Image © www.thecoca-colacompany.com
Today is St. Nicholas in Central Europe and just a minute ago I heard him pass by outside, ringing his bell going from door to door. No kidding. But be aware: The white-bearded man depicted above is not St. Nicholas. It is Santa Claus, one of his ancestors.
St. Nicholas himself seems to be a descendant of the Germanic people's god Odin who used to fill children's boots with carrots, straw or sugar long before St. Nicholas appeared on the scene. Odin visited the country on a flying horse, whereas St. Nikolaus walks by these days or rides on a toboggan. He is accompanied by Krampus, the bad cop, who is bullying those kids that do not obey ;)
The Dutch name for St. Nicholas is Sinterklaas and in order to obtain a similar pronunciation in English, you have to transform the spelling to Santa Claus.
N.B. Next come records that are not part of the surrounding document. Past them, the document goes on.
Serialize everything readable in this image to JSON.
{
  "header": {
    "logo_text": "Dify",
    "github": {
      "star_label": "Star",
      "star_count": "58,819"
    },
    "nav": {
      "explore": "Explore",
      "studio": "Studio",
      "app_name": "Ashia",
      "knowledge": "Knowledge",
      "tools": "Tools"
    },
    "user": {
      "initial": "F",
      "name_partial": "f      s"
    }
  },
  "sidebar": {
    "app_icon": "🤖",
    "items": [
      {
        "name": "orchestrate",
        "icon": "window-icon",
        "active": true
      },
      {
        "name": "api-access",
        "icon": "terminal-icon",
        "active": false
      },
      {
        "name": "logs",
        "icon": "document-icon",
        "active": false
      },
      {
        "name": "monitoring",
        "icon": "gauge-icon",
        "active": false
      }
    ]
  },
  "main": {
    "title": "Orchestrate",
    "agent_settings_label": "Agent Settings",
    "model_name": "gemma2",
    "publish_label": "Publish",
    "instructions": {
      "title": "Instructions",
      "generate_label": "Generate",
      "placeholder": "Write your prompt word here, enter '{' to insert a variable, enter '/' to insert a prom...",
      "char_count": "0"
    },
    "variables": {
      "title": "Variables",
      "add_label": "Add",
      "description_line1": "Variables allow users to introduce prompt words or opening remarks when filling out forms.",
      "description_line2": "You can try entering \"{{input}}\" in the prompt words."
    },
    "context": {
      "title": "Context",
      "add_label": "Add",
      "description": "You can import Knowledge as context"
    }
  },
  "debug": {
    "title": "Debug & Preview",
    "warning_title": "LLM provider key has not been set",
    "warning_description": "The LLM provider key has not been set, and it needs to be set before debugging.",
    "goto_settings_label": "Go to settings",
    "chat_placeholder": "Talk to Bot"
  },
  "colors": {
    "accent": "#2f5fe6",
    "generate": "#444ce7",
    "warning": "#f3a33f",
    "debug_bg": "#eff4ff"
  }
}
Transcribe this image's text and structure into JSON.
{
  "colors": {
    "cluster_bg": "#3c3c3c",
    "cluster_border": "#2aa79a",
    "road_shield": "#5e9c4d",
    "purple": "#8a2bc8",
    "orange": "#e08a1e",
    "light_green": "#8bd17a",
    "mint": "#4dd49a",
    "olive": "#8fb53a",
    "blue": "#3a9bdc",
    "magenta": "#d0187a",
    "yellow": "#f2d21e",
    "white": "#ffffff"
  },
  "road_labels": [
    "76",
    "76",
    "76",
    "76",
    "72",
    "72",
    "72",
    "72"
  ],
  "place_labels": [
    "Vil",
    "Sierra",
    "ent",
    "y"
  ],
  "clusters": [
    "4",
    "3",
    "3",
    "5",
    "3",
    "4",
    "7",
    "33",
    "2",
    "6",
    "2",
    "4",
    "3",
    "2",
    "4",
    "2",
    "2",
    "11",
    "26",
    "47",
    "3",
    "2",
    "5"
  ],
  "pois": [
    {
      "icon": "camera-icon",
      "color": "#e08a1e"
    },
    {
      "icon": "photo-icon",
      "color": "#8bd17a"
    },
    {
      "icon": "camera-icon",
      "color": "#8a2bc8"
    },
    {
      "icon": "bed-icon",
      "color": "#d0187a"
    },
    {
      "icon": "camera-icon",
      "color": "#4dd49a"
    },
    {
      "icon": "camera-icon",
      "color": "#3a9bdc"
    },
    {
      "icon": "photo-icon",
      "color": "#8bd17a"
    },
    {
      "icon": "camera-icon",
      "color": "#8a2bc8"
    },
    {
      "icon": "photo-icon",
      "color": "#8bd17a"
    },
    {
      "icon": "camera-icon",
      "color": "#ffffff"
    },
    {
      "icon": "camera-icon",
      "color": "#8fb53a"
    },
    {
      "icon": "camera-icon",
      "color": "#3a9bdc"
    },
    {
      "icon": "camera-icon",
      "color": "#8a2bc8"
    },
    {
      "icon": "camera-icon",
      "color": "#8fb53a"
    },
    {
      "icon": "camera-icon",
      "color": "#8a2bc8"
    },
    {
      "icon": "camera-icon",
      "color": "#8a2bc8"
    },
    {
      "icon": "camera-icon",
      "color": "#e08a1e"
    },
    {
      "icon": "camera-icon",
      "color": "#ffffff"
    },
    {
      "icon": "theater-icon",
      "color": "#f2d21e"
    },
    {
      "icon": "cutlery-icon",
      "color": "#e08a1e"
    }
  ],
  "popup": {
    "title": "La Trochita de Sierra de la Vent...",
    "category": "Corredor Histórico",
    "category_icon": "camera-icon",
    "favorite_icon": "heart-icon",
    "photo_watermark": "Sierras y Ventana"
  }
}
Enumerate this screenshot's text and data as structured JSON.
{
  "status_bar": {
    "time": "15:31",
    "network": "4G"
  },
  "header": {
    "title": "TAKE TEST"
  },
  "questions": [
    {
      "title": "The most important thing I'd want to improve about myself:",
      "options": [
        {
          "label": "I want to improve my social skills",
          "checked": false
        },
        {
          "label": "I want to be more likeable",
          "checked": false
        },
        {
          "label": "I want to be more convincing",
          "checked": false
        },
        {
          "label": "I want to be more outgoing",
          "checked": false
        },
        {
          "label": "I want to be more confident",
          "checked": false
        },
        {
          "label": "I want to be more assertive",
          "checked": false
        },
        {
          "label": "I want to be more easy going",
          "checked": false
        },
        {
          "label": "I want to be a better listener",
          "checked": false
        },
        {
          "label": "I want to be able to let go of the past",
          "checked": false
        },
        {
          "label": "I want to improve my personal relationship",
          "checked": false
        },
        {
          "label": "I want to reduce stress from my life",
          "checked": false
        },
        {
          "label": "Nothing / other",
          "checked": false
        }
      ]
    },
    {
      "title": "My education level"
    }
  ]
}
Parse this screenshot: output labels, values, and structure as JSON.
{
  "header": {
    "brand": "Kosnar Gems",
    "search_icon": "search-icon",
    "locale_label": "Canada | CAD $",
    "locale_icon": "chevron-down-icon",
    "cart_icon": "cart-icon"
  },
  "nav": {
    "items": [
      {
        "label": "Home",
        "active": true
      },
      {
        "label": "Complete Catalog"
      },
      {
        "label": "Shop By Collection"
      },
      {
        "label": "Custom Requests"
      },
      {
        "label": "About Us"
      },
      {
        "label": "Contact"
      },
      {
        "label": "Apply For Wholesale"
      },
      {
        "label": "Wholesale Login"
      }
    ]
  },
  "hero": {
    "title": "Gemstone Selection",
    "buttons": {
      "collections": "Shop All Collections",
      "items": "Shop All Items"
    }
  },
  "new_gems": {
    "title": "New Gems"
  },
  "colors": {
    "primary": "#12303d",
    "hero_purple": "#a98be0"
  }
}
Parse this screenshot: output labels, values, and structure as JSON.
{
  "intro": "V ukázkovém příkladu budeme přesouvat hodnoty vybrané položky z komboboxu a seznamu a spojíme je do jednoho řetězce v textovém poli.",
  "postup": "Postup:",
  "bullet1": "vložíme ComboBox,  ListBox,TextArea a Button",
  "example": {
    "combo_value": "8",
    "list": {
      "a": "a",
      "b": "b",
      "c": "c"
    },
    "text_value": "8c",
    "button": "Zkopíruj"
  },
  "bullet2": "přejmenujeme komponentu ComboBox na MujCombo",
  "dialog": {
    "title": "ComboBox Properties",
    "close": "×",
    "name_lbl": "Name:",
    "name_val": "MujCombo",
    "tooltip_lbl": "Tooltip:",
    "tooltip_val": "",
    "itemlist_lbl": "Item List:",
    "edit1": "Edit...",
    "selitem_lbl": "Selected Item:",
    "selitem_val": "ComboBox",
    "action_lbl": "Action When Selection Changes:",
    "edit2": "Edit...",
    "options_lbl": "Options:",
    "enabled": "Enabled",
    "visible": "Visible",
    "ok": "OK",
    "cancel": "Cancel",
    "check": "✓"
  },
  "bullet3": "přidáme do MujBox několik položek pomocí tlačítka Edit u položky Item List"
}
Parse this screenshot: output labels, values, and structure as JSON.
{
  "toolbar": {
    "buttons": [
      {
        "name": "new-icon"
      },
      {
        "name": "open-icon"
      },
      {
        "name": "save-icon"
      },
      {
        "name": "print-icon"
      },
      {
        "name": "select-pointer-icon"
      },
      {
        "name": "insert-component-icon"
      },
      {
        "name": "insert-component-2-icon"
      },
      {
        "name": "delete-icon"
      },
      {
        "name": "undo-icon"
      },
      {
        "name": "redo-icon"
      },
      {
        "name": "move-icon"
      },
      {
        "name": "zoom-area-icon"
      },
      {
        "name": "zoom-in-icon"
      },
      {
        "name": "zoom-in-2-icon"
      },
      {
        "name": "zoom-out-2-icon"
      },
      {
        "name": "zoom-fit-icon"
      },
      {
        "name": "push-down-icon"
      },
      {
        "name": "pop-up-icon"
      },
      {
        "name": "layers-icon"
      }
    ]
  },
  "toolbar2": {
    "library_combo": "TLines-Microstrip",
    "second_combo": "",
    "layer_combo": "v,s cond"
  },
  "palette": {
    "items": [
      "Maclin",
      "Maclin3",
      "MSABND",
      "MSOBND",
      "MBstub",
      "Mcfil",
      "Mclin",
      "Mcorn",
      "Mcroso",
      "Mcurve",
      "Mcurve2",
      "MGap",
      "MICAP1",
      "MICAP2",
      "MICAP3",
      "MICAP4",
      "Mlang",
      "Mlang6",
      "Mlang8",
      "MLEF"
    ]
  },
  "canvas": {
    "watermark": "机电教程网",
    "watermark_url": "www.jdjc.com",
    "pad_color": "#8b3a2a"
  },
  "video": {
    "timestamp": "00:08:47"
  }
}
It was until the late 19th Century that Santa Claus showed up in various uniforms and colors (St. Nicholas in Germany actually wears a bishop's dress with a crozier and a mitre) until Thomas Nast from Harper's Weekly dressed him all in fur (mainly in red already). Red of course was a perfect corporate identity fit for a 1931 Coca-Cola ad campaign, repeated year after year into the 60s.
On December 6, German, Austrian, and Swiss kids wait for little presents in their shoes or St. Nicholas and Krampus to show up in person. St. Nicholas then holds a little speech concerning last year's goals and achievements, end-year review so to speak. Depending on the success, a little present might show up or ...
... for those whose past year wasn't up to their parent's expectations, Krampus comes into play and menaces to carry away the culprits in his sack. These days that is fortunately an empty threat in almost all cases, whereas during Odin's time Germanic kids were actually eaten instantly or kept in the sack for being eaten later. At least that is what the early folk tales tell ...
In order to receive the complete spectrum of presents, European kids have to wait until Christmas eve as well. It is the Christ as a child himself depositing the gifts below the tree. St. Nicholas or Santa Claus are not involved then - except in American movies on TV during the public holidays or the weeks before.
[Update December 26: Read Seth Godin!]